[Data records for software interfaces]

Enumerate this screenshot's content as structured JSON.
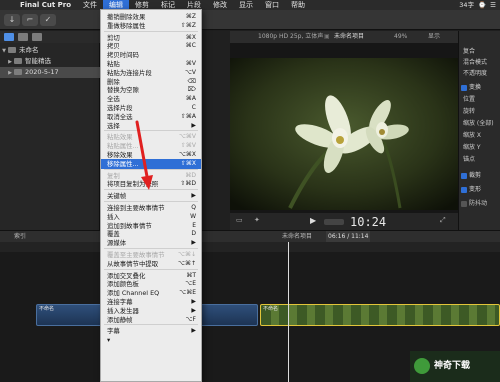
{
  "menubar": {
    "app_name": "Final Cut Pro",
    "items": [
      "文件",
      "编辑",
      "修剪",
      "标记",
      "片段",
      "修改",
      "显示",
      "窗口",
      "帮助"
    ],
    "active_index": 1,
    "status": [
      "34字",
      "⌚",
      "☰"
    ]
  },
  "sidebar": {
    "library": "未命名",
    "items": [
      "智能精选",
      "2020-5-17"
    ]
  },
  "viewer": {
    "format_info": "1080p HD 25p, 立体声",
    "project_name": "未命名项目",
    "zoom": "49%",
    "view_menu": "显示",
    "timecode": "10:24"
  },
  "inspector": {
    "items": [
      "复合",
      "混合模式",
      "不透明度",
      "变换",
      "位置",
      "旋转",
      "缩放 (全部)",
      "缩放 X",
      "缩放 Y",
      "锚点",
      "裁剪",
      "变形",
      "防抖动"
    ],
    "checked": [
      "变换",
      "裁剪",
      "变形"
    ]
  },
  "timeline": {
    "index_label": "索引",
    "project_name": "未命名项目",
    "duration": "06:16 / 11:14",
    "clip_title": "不命名"
  },
  "edit_menu": {
    "items": [
      {
        "label": "撤销删除效果",
        "shortcut": "⌘Z",
        "disabled": false
      },
      {
        "label": "重做移除属性",
        "shortcut": "⇧⌘Z",
        "disabled": false
      },
      {
        "sep": true
      },
      {
        "label": "剪切",
        "shortcut": "⌘X",
        "disabled": false
      },
      {
        "label": "拷贝",
        "shortcut": "⌘C",
        "disabled": false
      },
      {
        "label": "拷贝时间码",
        "shortcut": "",
        "disabled": false
      },
      {
        "label": "粘贴",
        "shortcut": "⌘V",
        "disabled": false
      },
      {
        "label": "粘贴为连接片段",
        "shortcut": "⌥V",
        "disabled": false
      },
      {
        "label": "删除",
        "shortcut": "⌫",
        "disabled": false
      },
      {
        "label": "替换为空隙",
        "shortcut": "⌦",
        "disabled": false
      },
      {
        "label": "全选",
        "shortcut": "⌘A",
        "disabled": false
      },
      {
        "label": "选择片段",
        "shortcut": "C",
        "disabled": false
      },
      {
        "label": "取消全选",
        "shortcut": "⇧⌘A",
        "disabled": false
      },
      {
        "label": "选择",
        "shortcut": "▶",
        "disabled": false
      },
      {
        "sep": true
      },
      {
        "label": "粘贴效果",
        "shortcut": "⌥⌘V",
        "disabled": true
      },
      {
        "label": "粘贴属性...",
        "shortcut": "⇧⌘V",
        "disabled": true
      },
      {
        "label": "移除效果",
        "shortcut": "⌥⌘X",
        "disabled": false
      },
      {
        "label": "移除属性...",
        "shortcut": "⇧⌘X",
        "disabled": false,
        "highlight": true
      },
      {
        "sep": true
      },
      {
        "label": "复制",
        "shortcut": "⌘D",
        "disabled": true
      },
      {
        "label": "将项目复制为快照",
        "shortcut": "⇧⌘D",
        "disabled": false
      },
      {
        "sep": true
      },
      {
        "label": "关键帧",
        "shortcut": "▶",
        "disabled": false
      },
      {
        "sep": true
      },
      {
        "label": "连接到主要故事情节",
        "shortcut": "Q",
        "disabled": false
      },
      {
        "label": "插入",
        "shortcut": "W",
        "disabled": false
      },
      {
        "label": "追加到故事情节",
        "shortcut": "E",
        "disabled": false
      },
      {
        "label": "覆盖",
        "shortcut": "D",
        "disabled": false
      },
      {
        "label": "源媒体",
        "shortcut": "▶",
        "disabled": false
      },
      {
        "sep": true
      },
      {
        "label": "覆盖至主要故事情节",
        "shortcut": "⌥⌘↓",
        "disabled": true
      },
      {
        "label": "从故事情节中提取",
        "shortcut": "⌥⌘↑",
        "disabled": false
      },
      {
        "sep": true
      },
      {
        "label": "添加交叉叠化",
        "shortcut": "⌘T",
        "disabled": false
      },
      {
        "label": "添加颜色板",
        "shortcut": "⌥E",
        "disabled": false
      },
      {
        "label": "添加 Channel EQ",
        "shortcut": "⌥⌘E",
        "disabled": false
      },
      {
        "label": "连接字幕",
        "shortcut": "▶",
        "disabled": false
      },
      {
        "label": "插入发生器",
        "shortcut": "▶",
        "disabled": false
      },
      {
        "label": "添加静帧",
        "shortcut": "⌥F",
        "disabled": false
      },
      {
        "sep": true
      },
      {
        "label": "字幕",
        "shortcut": "▶",
        "disabled": false
      },
      {
        "label": "▾",
        "shortcut": "",
        "disabled": false
      }
    ]
  },
  "watermark": "神奇下载"
}
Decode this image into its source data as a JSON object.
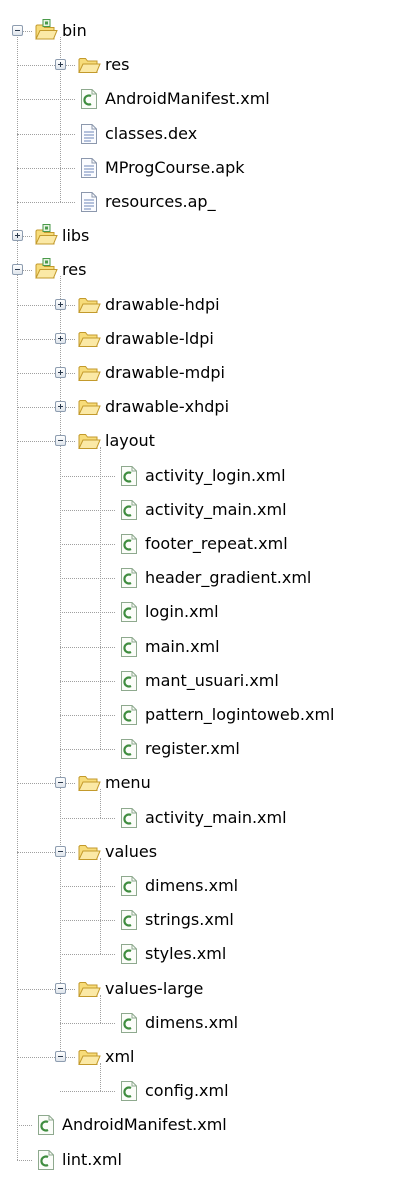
{
  "tree": [
    {
      "depth": 0,
      "label": "bin",
      "icon": "package-folder-icon",
      "toggle": "minus"
    },
    {
      "depth": 1,
      "label": "res",
      "icon": "folder-icon",
      "toggle": "plus"
    },
    {
      "depth": 1,
      "label": "AndroidManifest.xml",
      "icon": "xml-file-icon",
      "toggle": null
    },
    {
      "depth": 1,
      "label": "classes.dex",
      "icon": "file-icon",
      "toggle": null
    },
    {
      "depth": 1,
      "label": "MProgCourse.apk",
      "icon": "file-icon",
      "toggle": null
    },
    {
      "depth": 1,
      "label": "resources.ap_",
      "icon": "file-icon",
      "toggle": null
    },
    {
      "depth": 0,
      "label": "libs",
      "icon": "package-folder-icon",
      "toggle": "plus"
    },
    {
      "depth": 0,
      "label": "res",
      "icon": "package-folder-icon",
      "toggle": "minus"
    },
    {
      "depth": 1,
      "label": "drawable-hdpi",
      "icon": "folder-icon",
      "toggle": "plus"
    },
    {
      "depth": 1,
      "label": "drawable-ldpi",
      "icon": "folder-icon",
      "toggle": "plus"
    },
    {
      "depth": 1,
      "label": "drawable-mdpi",
      "icon": "folder-icon",
      "toggle": "plus"
    },
    {
      "depth": 1,
      "label": "drawable-xhdpi",
      "icon": "folder-icon",
      "toggle": "plus"
    },
    {
      "depth": 1,
      "label": "layout",
      "icon": "folder-icon",
      "toggle": "minus"
    },
    {
      "depth": 2,
      "label": "activity_login.xml",
      "icon": "xml-file-icon",
      "toggle": null
    },
    {
      "depth": 2,
      "label": "activity_main.xml",
      "icon": "xml-file-icon",
      "toggle": null
    },
    {
      "depth": 2,
      "label": "footer_repeat.xml",
      "icon": "xml-file-icon",
      "toggle": null
    },
    {
      "depth": 2,
      "label": "header_gradient.xml",
      "icon": "xml-file-icon",
      "toggle": null
    },
    {
      "depth": 2,
      "label": "login.xml",
      "icon": "xml-file-icon",
      "toggle": null
    },
    {
      "depth": 2,
      "label": "main.xml",
      "icon": "xml-file-icon",
      "toggle": null
    },
    {
      "depth": 2,
      "label": "mant_usuari.xml",
      "icon": "xml-file-icon",
      "toggle": null
    },
    {
      "depth": 2,
      "label": "pattern_logintoweb.xml",
      "icon": "xml-file-icon",
      "toggle": null
    },
    {
      "depth": 2,
      "label": "register.xml",
      "icon": "xml-file-icon",
      "toggle": null
    },
    {
      "depth": 1,
      "label": "menu",
      "icon": "folder-icon",
      "toggle": "minus"
    },
    {
      "depth": 2,
      "label": "activity_main.xml",
      "icon": "xml-file-icon",
      "toggle": null
    },
    {
      "depth": 1,
      "label": "values",
      "icon": "folder-icon",
      "toggle": "minus"
    },
    {
      "depth": 2,
      "label": "dimens.xml",
      "icon": "xml-file-icon",
      "toggle": null
    },
    {
      "depth": 2,
      "label": "strings.xml",
      "icon": "xml-file-icon",
      "toggle": null
    },
    {
      "depth": 2,
      "label": "styles.xml",
      "icon": "xml-file-icon",
      "toggle": null
    },
    {
      "depth": 1,
      "label": "values-large",
      "icon": "folder-icon",
      "toggle": "minus"
    },
    {
      "depth": 2,
      "label": "dimens.xml",
      "icon": "xml-file-icon",
      "toggle": null
    },
    {
      "depth": 1,
      "label": "xml",
      "icon": "folder-icon",
      "toggle": "minus"
    },
    {
      "depth": 2,
      "label": "config.xml",
      "icon": "xml-file-icon",
      "toggle": null
    },
    {
      "depth": 0,
      "label": "AndroidManifest.xml",
      "icon": "xml-file-icon",
      "toggle": null
    },
    {
      "depth": 0,
      "label": "lint.xml",
      "icon": "xml-file-icon",
      "toggle": null
    }
  ],
  "colors": {
    "folder_fill": "#f7dc7a",
    "folder_edge": "#c39a2c",
    "package_badge": "#4a9a4a",
    "xml_badge": "#3f8d3f",
    "file_line": "#6d86b8"
  }
}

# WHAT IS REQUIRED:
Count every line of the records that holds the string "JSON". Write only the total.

# TASK OUTPUT:
2